Relationship between supramaximal flow during cough and mortality in motor neurone disease

M. B. Chaudri, C. Liu, R. Hubbard, D. Jefferson, W. J. Kinnear

Research output: Journal PublicationArticlepeer-review

75 Citations (Scopus)
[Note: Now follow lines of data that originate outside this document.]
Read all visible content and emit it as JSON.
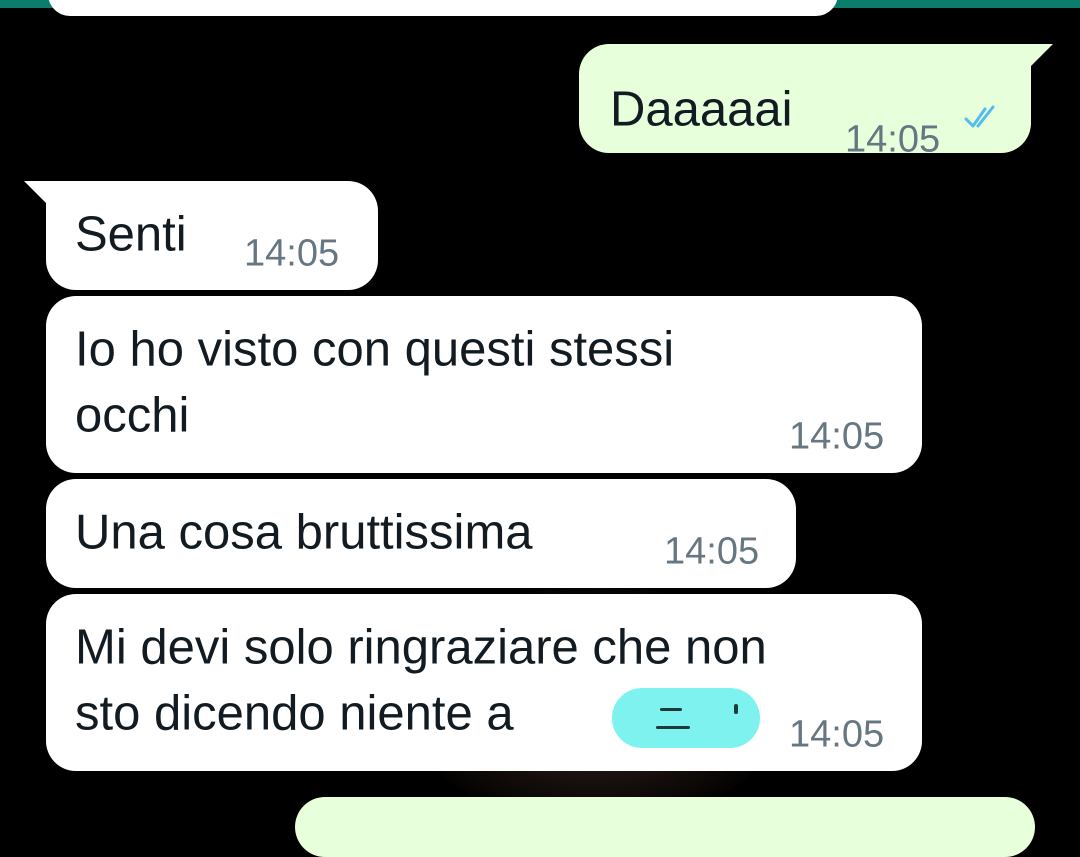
{
  "chat": {
    "messages": [
      {
        "direction": "outgoing",
        "text": "Daaaaai",
        "time": "14:05",
        "status": "read"
      },
      {
        "direction": "incoming",
        "text": "Senti",
        "time": "14:05"
      },
      {
        "direction": "incoming",
        "text_lines": [
          "Io ho visto con questi stessi",
          "occhi"
        ],
        "time": "14:05"
      },
      {
        "direction": "incoming",
        "text": "Una cosa bruttissima",
        "time": "14:05"
      },
      {
        "direction": "incoming",
        "text_lines": [
          "Mi devi solo ringraziare che non",
          "sto dicendo niente a"
        ],
        "time": "14:05",
        "redacted": true
      }
    ]
  },
  "theme": {
    "header_color": "#0b7d6b",
    "outgoing_bubble": "#e7ffdb",
    "incoming_bubble": "#ffffff",
    "read_tick_color": "#53bdeb",
    "redaction_color": "#7ef2ee"
  },
  "icons": {
    "read_receipt": "double-check-icon"
  }
}
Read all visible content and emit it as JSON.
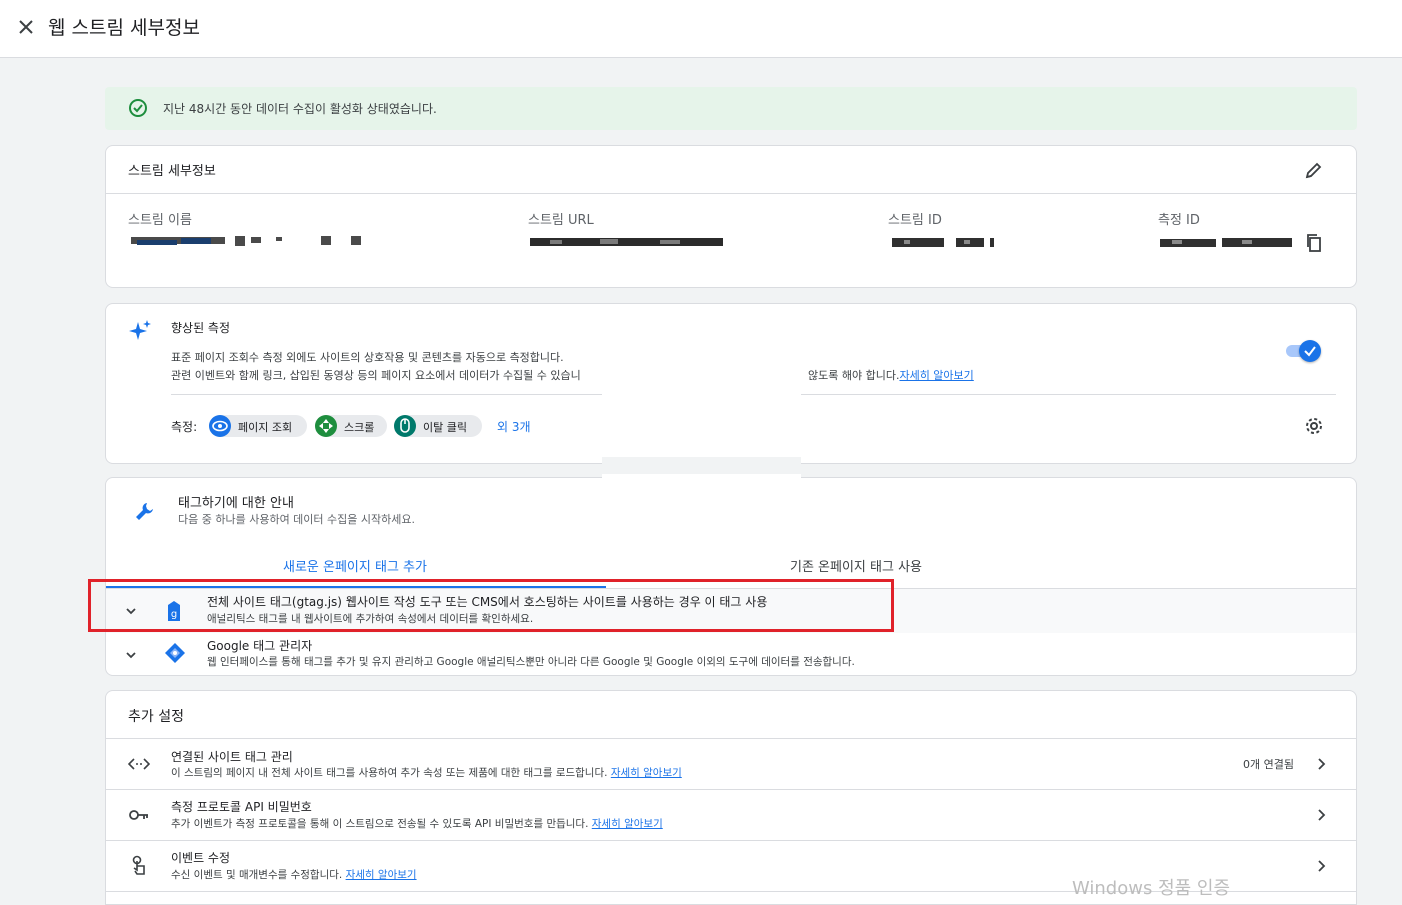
{
  "header": {
    "title": "웹 스트림 세부정보"
  },
  "banner": {
    "text": "지난 48시간 동안 데이터 수집이 활성화 상태였습니다."
  },
  "stream_details": {
    "title": "스트림 세부정보",
    "fields": [
      {
        "label": "스트림 이름"
      },
      {
        "label": "스트림 URL"
      },
      {
        "label": "스트림 ID"
      },
      {
        "label": "측정 ID"
      }
    ]
  },
  "enhanced": {
    "title": "향상된 측정",
    "desc_line1": "표준 페이지 조회수 측정 외에도 사이트의 상호작용 및 콘텐츠를 자동으로 측정합니다.",
    "desc_line2_a": "관련 이벤트와 함께 링크, 삽입된 동영상 등의 페이지 요소에서 데이터가 수집될 수 있습니",
    "desc_line2_b": "않도록 해야 합니다.",
    "learn_more": "자세히 알아보기",
    "toggle_on": true,
    "measure_label": "측정:",
    "chips": [
      {
        "label": "페이지 조회",
        "icon": "eye-icon",
        "color": "#1a73e8"
      },
      {
        "label": "스크롤",
        "icon": "scroll-icon",
        "color": "#1e8e3e"
      },
      {
        "label": "이탈 클릭",
        "icon": "mouse-icon",
        "color": "#00796b"
      }
    ],
    "more": "외 3개"
  },
  "tagging": {
    "title": "태그하기에 대한 안내",
    "subtitle": "다음 중 하나를 사용하여 데이터 수집을 시작하세요.",
    "tabs": [
      {
        "label": "새로운 온페이지 태그 추가",
        "active": true
      },
      {
        "label": "기존 온페이지 태그 사용",
        "active": false
      }
    ],
    "options": [
      {
        "title": "전체 사이트 태그(gtag.js) 웹사이트 작성 도구 또는 CMS에서 호스팅하는 사이트를 사용하는 경우 이 태그 사용",
        "desc": "애널리틱스 태그를 내 웹사이트에 추가하여 속성에서 데이터를 확인하세요.",
        "icon": "gtag-icon"
      },
      {
        "title": "Google 태그 관리자",
        "desc": "웹 인터페이스를 통해 태그를 추가 및 유지 관리하고 Google 애널리틱스뿐만 아니라 다른 Google 및 Google 이외의 도구에 데이터를 전송합니다.",
        "icon": "gtm-icon"
      }
    ]
  },
  "additional": {
    "title": "추가 설정",
    "rows": [
      {
        "title": "연결된 사이트 태그 관리",
        "desc": "이 스트림의 페이지 내 전체 사이트 태그를 사용하여 추가 속성 또는 제품에 대한 태그를 로드합니다.",
        "link": "자세히 알아보기",
        "badge": "0개 연결됨"
      },
      {
        "title": "측정 프로토콜 API 비밀번호",
        "desc": "추가 이벤트가 측정 프로토콜을 통해 이 스트림으로 전송될 수 있도록 API 비밀번호를 만듭니다.",
        "link": "자세히 알아보기"
      },
      {
        "title": "이벤트 수정",
        "desc": "수신 이벤트 및 매개변수를 수정합니다.",
        "link": "자세히 알아보기"
      }
    ]
  },
  "watermark": "Windows 정품 인증",
  "colors": {
    "accent": "#1a73e8",
    "highlight_box": "#e0222a",
    "banner_bg": "#e6f4ea",
    "success": "#1e8e3e"
  }
}
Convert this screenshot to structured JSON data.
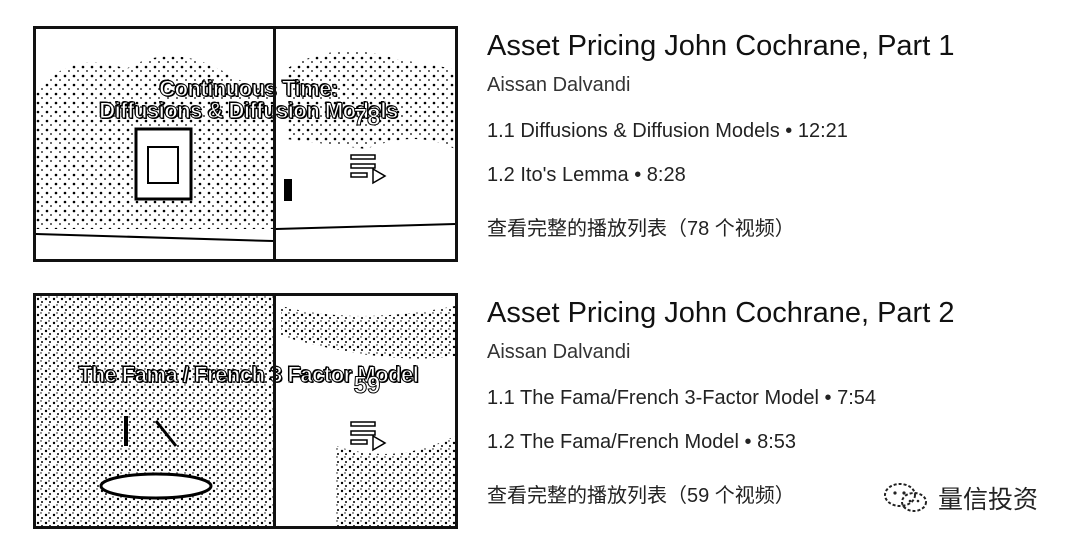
{
  "playlists": [
    {
      "title": "Asset Pricing John Cochrane, Part 1",
      "channel": "Aissan Dalvandi",
      "thumbnail_title_lines": [
        "Continuous Time:",
        "Diffusions & Diffusion Models"
      ],
      "video_count": "78",
      "videos": [
        {
          "label": "1.1 Diffusions & Diffusion Models • 12:21"
        },
        {
          "label": "1.2 Ito's Lemma • 8:28"
        }
      ],
      "view_full_playlist": "查看完整的播放列表（78 个视频）"
    },
    {
      "title": "Asset Pricing John Cochrane, Part 2",
      "channel": "Aissan Dalvandi",
      "thumbnail_title_lines": [
        "The Fama / French 3 Factor Model"
      ],
      "video_count": "59",
      "videos": [
        {
          "label": "1.1 The Fama/French 3-Factor Model • 7:54"
        },
        {
          "label": "1.2 The Fama/French Model • 8:53"
        }
      ],
      "view_full_playlist": "查看完整的播放列表（59 个视频）"
    }
  ],
  "watermark": {
    "text": "量信投资",
    "icon": "wechat-icon"
  },
  "icons": {
    "playlist": "playlist-icon"
  }
}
The main function of cough is clearance of intrathoracic airways. A normal cough is characterized by a transient increase in expiratory flow above the maximal flow-volume loop envelope, known as cough "spikes". They may be absent in patients with motor neurone disease. The relationship between cough pattern, pulmonary function and survival was studied. Fifty-three patients were recruited (25 bulbar). Vital capacity, maximal inspiratory and expiratory mouth pressures and cough flow/volume curves were performed on all patients, and the presence or absence of spikes were recorded. The primary endpoints were mortality or initiation of ventilatory support over a period of 18 months. Thirty-five patients died over the 18-month period of the study (including the six who were started on noninvasive ventilation). Twelve of the 24 patients with spikes died compared to 23 out of 29 patients without spikes (p<0.05). Patients without spikes were more likely to be bulbar on clinical grounds (p<0.0001) and had poorer lung function. The results showed an association between the absence of cough spikes and increased mortality. However the main determinants of survival in motor neurone disease are age, vital capacity and inspiratory mouth pressure, and it remains to be shown whether regular monitoring of cough conveys any additional advantage.

Original languageEnglish
Pages (from-to)434-438
Number of pages5
JournalEuropean Respiratory Journal
Issue number3
Publication statusPublished - 2002
Externally publishedYes


  • Bulbar function
  • Cough spikes
  • Expiratory muscle weakness
  • Motor neurone disease
  • Survival

ASJC Scopus subject areas

  • Pulmonary and Respiratory Medicine


Dive into the research topics of 'Relationship between supramaximal flow during cough and mortality in motor neurone disease'. Together they form a unique fingerprint.

Cite this